# Exercise requirements
Copy out the data exactly as it appears, without a single image.

# Saved data entries
== == ==

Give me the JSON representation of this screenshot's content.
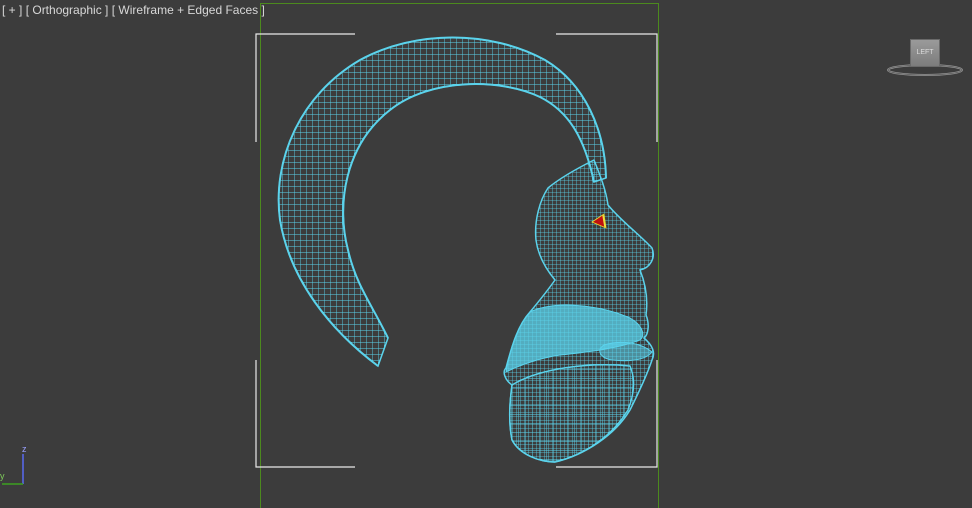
{
  "viewport": {
    "menu": {
      "plus_label": "[ + ]",
      "view_label": "[ Orthographic ]",
      "shading_label": "[ Wireframe + Edged Faces ]"
    }
  },
  "viewcube": {
    "face_label": "LEFT"
  },
  "axis_tripod": {
    "z_label": "z",
    "y_label": "y"
  },
  "colors": {
    "background": "#3c3c3c",
    "wireframe": "#5bd3ec",
    "render_frame": "#4c8a1e",
    "safe_frame": "#ffffff",
    "eye_marker": "#c01010"
  }
}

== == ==

# Answer for the task
Give me the JSON representation of this screenshot's content.
{
  "viewport": {
    "menu": {
      "plus_label": "[ + ]",
      "view_label": "[ Orthographic ]",
      "shading_label": "[ Wireframe + Edged Faces ]"
    }
  },
  "viewcube": {
    "face_label": "LEFT"
  },
  "axis_tripod": {
    "z_label": "z",
    "y_label": "y"
  },
  "colors": {
    "background": "#3c3c3c",
    "wireframe": "#5bd3ec",
    "render_frame": "#4c8a1e",
    "safe_frame": "#ffffff",
    "eye_marker": "#c01010"
  }
}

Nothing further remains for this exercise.